▶ _Extracted records_:

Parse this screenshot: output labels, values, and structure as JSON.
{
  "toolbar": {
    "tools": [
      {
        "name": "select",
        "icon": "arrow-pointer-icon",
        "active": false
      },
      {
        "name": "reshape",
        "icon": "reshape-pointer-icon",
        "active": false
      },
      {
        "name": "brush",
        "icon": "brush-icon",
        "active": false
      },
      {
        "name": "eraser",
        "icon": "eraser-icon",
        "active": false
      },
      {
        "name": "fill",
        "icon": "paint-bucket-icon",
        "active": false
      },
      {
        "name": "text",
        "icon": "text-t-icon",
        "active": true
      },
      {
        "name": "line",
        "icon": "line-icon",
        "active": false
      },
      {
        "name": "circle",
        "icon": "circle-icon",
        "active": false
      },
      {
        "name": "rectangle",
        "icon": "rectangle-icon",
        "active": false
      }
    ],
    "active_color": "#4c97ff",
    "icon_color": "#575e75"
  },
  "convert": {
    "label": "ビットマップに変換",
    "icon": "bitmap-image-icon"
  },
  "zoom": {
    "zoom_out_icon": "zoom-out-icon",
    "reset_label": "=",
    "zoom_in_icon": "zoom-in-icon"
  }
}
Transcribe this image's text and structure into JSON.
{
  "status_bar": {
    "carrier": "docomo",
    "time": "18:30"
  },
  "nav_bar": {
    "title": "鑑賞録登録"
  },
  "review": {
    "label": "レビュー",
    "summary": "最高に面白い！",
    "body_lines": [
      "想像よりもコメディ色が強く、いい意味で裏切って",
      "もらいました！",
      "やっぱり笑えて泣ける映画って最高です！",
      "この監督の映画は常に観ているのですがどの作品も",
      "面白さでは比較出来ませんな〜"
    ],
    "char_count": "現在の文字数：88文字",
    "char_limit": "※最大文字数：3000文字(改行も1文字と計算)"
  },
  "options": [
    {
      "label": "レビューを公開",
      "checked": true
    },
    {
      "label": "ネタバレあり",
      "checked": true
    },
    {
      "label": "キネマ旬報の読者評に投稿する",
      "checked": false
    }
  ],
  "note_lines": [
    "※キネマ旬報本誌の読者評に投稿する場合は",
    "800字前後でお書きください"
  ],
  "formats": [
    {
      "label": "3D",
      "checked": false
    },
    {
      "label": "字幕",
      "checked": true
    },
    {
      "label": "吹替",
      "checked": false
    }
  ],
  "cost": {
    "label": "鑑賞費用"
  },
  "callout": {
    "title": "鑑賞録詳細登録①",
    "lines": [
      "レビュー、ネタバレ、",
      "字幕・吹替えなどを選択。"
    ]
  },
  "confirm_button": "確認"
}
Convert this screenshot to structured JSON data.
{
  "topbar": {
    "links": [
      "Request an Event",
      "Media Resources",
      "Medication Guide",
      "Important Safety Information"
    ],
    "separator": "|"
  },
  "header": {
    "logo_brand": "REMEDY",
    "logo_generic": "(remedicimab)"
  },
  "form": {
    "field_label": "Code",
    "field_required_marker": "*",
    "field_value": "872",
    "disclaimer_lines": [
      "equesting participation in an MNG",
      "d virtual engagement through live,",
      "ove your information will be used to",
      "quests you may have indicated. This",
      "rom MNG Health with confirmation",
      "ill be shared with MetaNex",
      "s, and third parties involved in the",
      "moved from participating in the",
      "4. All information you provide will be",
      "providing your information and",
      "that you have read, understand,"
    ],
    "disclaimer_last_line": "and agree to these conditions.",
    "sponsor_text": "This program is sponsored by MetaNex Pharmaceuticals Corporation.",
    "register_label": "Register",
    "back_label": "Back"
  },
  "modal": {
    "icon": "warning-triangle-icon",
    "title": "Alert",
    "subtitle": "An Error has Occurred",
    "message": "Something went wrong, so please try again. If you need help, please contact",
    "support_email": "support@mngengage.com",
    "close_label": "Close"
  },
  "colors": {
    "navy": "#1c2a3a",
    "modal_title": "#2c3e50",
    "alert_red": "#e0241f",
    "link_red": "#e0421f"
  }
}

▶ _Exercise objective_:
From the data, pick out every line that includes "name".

▶ _Answer area_:
        "name": "select",
        "name": "reshape",
        "name": "brush",
        "name": "eraser",
        "name": "fill",
        "name": "text",
        "name": "line",
        "name": "circle",
        "name": "rectangle",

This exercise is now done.